“This year we have had a particularly bad year for flu … We’re hoping it’s going to plateau but we don’t know yet,” he said.
“But out of the blue for reasons that are not yet fully understood, all of a sudden we have two, three, four, five times more disease than we thought we’d have. [It’s] entirely unpredictable.”
The dollar value of a ‘statistical life’ in Australia
The dollar value the federal government places on the life of one of its citizens – otherwise known as the government’s “willingness to pay” for preventative health and other measures – is just over $4 million.
“Willingness to pay is the appropriate way to estimate the value of reductions in the risk of physical harm – known as the value of statistical life,” a 2014 paper by the Department of Prime Minister and Cabinet states.
“Based on international and Australian research a credible estimate of the value of statistical life is $4.2 million and the value of statistical life year is $182,000 in 2014 dollars.”
The government’s willingness to cough up the money required to fund widespread public health initiatives is something the general public, not just number crunchers, should have more of a say in, Professor Nolan said.
“We need to have a debate that involves everyone … but importantly, consumers need to have a voice in this and how we go forward with better policy than what we have,” he said.

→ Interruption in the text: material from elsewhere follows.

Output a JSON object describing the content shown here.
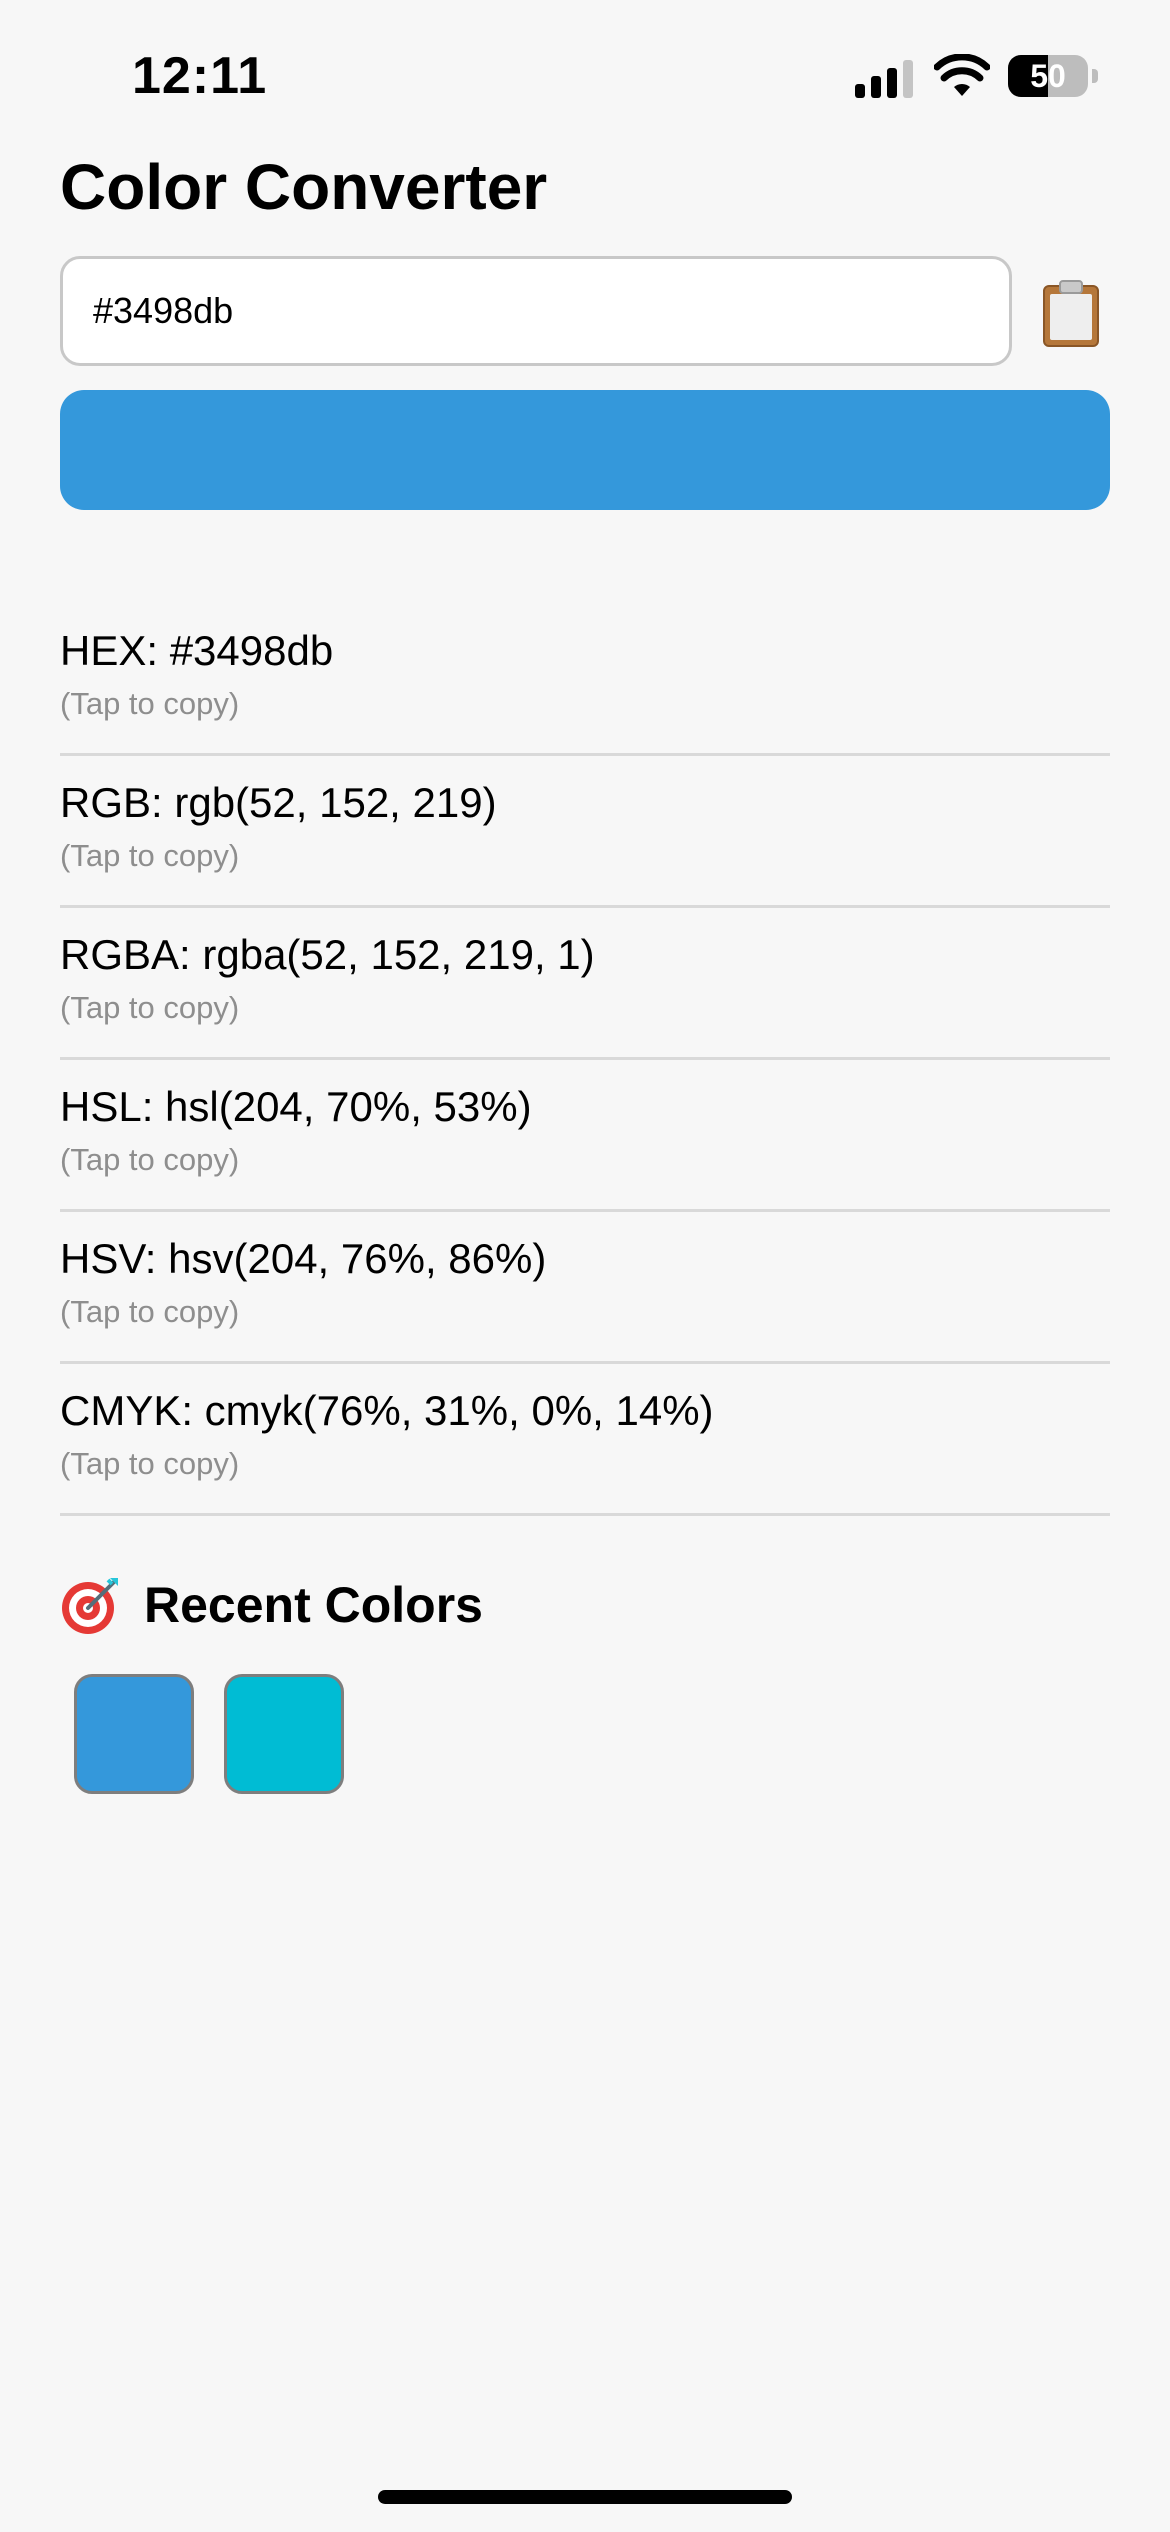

Professor Rosemary Calder, director of the Australian Health Policy Collaboration, agreed, saying that greater consideration needs to be paid to “the impact cost and consequence on the individual” and “the ripple effect out to the communities, workplaces, schools, and the economy”.
Rod Campbell, research director at The Australia Institute, said that economists have too much power and influence over major public health decisions.
“Does anyone really want economists setting health and immunisation policy here in Australia?” he asked.
“Economics isn’t used to measure community sentiment and make decisions in line with community values, but is actually being used to exclude the community from debate.”
If economists were “including the community and reflecting what they wanted you’d see a lot more money being put into prevention and vaccines and a lot less money being put into ridiculous tax cuts for people earning over $200,000 a year … and the huge range of boondoggles we see all around us”, Mr Campbell said.
“You can’t have a Scandinavian-style health system with a US-style tax system.”